» Record extracts

- Opening Delimiter -

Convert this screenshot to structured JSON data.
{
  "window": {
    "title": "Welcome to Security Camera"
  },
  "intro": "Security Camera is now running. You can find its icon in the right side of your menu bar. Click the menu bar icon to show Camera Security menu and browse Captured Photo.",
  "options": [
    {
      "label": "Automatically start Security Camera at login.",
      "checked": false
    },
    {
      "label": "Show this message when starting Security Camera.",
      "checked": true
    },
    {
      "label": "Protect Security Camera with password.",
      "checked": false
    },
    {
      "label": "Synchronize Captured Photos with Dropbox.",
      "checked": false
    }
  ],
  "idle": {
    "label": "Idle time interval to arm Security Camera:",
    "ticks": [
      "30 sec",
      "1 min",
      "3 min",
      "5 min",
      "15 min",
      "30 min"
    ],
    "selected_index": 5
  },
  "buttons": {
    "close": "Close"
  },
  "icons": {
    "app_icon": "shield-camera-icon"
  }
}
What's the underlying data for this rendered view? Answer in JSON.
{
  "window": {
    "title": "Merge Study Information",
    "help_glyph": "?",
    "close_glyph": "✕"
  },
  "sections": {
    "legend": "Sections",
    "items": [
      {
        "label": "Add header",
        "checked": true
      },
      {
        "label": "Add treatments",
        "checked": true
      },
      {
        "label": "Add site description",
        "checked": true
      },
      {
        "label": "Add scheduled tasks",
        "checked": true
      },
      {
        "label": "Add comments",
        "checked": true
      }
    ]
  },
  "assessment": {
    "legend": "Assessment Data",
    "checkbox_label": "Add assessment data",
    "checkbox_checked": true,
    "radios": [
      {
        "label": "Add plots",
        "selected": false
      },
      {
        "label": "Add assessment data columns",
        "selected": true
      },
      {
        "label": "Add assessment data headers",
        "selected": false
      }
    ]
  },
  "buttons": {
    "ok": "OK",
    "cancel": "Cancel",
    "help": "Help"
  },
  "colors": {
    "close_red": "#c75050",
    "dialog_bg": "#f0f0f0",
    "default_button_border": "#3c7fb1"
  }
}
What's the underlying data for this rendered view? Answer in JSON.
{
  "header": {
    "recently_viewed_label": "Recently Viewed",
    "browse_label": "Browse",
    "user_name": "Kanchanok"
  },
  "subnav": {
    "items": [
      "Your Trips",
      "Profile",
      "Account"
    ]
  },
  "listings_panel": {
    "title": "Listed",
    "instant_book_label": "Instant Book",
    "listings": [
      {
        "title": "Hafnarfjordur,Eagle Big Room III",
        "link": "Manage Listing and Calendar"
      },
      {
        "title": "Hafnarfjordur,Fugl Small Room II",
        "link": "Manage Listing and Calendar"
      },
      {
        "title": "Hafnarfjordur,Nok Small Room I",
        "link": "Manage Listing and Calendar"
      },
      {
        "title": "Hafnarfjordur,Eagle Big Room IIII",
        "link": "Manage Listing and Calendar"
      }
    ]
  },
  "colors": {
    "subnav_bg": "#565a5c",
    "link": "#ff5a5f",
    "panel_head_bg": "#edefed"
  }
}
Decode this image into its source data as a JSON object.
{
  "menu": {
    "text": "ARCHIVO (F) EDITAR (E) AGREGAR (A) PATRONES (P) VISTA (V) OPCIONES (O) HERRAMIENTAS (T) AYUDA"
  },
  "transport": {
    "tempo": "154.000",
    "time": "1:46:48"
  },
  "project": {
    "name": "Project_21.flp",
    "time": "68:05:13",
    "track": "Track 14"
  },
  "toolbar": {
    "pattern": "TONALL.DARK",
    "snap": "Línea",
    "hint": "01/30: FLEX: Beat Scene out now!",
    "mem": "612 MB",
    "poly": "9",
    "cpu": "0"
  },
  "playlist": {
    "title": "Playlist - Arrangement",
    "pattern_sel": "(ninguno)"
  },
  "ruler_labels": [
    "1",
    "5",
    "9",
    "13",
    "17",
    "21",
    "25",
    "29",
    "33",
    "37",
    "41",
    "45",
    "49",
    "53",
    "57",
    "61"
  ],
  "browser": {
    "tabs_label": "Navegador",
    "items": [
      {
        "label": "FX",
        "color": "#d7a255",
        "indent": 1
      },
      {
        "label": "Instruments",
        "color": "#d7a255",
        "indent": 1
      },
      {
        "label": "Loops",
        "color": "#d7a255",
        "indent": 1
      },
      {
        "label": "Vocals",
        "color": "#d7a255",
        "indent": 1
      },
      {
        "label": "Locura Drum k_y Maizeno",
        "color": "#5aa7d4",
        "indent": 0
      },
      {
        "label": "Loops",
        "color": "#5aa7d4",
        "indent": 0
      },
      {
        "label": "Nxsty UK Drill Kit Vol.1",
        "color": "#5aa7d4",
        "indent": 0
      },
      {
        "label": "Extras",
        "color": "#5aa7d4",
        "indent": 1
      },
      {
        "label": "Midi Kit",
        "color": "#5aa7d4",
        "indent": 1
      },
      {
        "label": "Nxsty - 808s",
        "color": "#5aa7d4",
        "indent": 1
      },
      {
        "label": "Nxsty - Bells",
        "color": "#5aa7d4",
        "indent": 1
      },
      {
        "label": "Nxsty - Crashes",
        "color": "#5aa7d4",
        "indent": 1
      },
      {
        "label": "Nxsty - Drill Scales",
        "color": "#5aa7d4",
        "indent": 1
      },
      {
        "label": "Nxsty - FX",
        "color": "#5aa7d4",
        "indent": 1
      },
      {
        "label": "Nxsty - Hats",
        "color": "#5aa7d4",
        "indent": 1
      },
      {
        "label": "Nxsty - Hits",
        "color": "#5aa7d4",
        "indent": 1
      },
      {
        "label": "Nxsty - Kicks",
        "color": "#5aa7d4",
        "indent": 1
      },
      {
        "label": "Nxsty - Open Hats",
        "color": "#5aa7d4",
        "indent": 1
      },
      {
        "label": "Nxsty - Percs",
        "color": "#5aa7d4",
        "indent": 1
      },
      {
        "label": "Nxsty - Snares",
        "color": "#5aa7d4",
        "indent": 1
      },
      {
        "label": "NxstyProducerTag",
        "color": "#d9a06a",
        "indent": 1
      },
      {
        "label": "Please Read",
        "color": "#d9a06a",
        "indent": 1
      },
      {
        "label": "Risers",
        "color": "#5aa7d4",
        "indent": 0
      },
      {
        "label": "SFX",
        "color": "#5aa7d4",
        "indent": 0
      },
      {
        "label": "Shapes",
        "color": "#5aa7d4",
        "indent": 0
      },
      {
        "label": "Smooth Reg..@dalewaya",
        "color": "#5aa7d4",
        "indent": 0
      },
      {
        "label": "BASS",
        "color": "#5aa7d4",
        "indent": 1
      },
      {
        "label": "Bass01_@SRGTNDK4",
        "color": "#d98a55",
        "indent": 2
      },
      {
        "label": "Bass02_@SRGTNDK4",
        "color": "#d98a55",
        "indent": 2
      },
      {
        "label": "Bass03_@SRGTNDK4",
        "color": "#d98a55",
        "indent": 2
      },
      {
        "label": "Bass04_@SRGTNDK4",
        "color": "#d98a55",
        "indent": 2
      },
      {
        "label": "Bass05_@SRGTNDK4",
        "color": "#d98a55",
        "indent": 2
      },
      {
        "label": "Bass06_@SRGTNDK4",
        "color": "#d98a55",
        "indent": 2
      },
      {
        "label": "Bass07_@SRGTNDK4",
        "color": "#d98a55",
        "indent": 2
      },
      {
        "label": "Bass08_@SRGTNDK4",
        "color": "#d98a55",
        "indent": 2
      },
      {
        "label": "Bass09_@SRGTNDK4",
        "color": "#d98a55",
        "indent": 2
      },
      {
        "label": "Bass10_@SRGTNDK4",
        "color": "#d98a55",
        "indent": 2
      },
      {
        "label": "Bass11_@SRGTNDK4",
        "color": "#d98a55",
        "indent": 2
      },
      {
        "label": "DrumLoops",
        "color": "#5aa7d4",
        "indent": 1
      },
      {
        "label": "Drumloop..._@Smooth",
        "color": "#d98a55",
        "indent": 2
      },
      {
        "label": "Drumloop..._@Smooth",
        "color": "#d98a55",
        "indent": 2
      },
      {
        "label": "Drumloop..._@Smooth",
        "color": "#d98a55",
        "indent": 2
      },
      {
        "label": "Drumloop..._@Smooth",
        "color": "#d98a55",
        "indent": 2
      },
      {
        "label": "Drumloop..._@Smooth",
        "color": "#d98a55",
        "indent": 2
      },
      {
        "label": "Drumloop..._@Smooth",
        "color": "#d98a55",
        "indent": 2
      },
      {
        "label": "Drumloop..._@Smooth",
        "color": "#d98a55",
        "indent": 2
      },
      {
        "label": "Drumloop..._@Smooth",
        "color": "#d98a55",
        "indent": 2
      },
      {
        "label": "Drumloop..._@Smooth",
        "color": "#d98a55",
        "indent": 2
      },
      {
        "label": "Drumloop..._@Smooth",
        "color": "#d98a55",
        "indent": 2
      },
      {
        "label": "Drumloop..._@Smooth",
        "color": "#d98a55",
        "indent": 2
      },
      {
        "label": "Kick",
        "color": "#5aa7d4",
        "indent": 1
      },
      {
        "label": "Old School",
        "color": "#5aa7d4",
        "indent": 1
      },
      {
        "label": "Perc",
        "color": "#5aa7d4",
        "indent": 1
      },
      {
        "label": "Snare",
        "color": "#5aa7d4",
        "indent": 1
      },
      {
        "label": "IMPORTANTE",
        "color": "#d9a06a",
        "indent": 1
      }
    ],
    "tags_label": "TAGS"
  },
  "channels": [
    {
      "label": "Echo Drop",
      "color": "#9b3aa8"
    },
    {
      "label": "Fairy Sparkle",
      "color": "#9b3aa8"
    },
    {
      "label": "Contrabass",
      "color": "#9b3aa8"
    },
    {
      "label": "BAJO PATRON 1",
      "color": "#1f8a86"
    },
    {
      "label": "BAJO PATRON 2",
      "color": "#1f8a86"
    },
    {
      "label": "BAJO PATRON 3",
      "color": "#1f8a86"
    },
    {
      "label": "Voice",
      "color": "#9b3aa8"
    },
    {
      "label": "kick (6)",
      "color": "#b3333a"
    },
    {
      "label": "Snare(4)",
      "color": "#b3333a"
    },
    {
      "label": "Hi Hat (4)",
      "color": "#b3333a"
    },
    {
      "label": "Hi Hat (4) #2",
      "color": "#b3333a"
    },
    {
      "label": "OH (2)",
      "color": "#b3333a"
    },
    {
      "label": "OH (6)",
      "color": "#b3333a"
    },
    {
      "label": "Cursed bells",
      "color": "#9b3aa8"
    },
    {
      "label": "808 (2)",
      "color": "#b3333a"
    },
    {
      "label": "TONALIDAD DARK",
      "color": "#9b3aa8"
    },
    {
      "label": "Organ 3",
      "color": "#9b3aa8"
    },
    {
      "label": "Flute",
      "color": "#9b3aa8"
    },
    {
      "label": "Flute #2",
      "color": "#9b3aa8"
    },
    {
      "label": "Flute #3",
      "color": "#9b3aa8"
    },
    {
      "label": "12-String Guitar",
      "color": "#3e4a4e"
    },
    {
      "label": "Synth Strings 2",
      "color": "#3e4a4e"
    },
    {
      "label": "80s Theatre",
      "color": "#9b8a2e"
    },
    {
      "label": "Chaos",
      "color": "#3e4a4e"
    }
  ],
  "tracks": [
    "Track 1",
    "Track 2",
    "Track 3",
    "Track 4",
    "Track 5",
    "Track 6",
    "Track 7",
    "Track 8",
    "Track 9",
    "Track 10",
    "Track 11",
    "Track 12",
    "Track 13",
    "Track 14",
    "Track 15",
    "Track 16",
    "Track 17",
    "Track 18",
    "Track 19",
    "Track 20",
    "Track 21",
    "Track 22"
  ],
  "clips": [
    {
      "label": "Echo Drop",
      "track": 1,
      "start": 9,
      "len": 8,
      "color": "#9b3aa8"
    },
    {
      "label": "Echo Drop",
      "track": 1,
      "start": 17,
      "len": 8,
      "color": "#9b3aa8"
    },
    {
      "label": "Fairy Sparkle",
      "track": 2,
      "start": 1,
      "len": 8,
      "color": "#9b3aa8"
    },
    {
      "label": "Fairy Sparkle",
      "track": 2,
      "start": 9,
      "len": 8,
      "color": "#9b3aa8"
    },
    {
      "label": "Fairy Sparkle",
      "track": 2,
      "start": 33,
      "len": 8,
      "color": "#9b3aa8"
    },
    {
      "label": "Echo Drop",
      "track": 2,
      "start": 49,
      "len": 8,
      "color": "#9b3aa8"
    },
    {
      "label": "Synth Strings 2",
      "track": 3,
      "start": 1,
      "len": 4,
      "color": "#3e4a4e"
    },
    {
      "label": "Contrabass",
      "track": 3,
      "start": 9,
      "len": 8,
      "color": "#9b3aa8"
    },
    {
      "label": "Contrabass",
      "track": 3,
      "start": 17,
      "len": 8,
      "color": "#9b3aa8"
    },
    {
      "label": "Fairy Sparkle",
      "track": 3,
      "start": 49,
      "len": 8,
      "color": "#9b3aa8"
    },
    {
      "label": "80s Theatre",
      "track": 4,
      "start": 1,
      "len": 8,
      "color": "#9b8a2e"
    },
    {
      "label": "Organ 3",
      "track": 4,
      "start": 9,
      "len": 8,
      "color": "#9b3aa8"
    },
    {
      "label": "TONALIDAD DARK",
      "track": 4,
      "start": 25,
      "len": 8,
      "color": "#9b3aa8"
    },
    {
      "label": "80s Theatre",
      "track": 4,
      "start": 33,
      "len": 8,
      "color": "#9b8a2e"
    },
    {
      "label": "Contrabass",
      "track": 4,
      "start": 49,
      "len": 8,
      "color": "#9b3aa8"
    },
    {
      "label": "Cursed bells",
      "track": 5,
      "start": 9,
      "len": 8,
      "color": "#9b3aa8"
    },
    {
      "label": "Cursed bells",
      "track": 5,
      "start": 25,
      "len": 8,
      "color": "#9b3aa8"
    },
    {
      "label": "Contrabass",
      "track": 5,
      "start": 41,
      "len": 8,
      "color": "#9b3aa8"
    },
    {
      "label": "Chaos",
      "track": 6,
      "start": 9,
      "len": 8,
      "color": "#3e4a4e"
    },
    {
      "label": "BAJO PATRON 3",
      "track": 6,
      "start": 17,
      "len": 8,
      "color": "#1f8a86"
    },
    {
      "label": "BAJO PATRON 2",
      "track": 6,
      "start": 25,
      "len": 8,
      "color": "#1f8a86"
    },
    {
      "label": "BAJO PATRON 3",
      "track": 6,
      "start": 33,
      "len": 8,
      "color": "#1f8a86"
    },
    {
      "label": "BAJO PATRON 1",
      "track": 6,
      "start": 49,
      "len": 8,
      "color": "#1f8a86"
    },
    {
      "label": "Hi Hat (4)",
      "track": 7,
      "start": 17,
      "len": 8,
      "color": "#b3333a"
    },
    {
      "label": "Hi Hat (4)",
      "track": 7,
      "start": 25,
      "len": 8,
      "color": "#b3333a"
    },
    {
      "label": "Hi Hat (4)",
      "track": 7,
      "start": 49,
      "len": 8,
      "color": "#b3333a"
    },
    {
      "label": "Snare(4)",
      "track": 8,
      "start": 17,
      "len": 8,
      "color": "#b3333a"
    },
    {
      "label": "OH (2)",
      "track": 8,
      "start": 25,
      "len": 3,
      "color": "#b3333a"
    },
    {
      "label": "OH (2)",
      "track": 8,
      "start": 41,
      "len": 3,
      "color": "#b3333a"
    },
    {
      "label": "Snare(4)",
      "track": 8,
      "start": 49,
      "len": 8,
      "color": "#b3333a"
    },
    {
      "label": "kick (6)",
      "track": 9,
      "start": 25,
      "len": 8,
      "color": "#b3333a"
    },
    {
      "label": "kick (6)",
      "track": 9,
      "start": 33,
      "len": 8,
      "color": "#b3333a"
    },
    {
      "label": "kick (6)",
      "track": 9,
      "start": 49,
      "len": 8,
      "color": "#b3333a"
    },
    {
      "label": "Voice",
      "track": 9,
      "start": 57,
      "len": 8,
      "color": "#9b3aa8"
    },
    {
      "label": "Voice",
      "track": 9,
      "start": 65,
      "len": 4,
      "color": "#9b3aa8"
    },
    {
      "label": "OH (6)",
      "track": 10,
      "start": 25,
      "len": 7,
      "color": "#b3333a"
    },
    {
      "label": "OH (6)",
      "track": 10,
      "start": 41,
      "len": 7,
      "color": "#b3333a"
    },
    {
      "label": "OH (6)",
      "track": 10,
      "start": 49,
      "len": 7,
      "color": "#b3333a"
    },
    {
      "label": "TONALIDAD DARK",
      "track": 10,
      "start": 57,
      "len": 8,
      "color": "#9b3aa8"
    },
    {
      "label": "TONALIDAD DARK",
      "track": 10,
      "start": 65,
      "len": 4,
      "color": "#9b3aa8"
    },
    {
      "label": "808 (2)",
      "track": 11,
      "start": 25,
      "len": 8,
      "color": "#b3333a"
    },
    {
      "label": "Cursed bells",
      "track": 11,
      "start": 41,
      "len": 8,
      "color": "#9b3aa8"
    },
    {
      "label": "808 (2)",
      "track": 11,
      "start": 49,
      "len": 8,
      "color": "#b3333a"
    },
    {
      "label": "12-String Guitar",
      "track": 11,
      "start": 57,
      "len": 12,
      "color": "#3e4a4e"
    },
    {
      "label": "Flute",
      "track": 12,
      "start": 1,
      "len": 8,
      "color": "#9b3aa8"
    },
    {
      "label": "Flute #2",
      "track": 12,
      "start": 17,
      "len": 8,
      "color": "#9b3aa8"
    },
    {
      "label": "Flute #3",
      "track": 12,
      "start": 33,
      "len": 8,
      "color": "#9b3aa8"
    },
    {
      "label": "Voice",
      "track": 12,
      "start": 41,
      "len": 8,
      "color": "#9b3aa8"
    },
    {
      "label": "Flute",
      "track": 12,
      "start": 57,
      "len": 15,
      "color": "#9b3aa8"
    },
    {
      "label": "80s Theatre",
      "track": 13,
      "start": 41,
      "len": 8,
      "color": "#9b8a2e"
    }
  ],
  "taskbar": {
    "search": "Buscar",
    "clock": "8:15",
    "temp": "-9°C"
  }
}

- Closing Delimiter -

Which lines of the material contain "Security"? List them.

    "title": "Welcome to Security Camera"
  "intro": "Security Camera is now running. You can find its icon in the right side of your menu bar. Click the menu bar icon to show Camera Security menu and browse Captured Photo.",
      "label": "Automatically start Security Camera at login.",
      "label": "Show this message when starting Security Camera.",
      "label": "Protect Security Camera with password.",
    "label": "Idle time interval to arm Security Camera:",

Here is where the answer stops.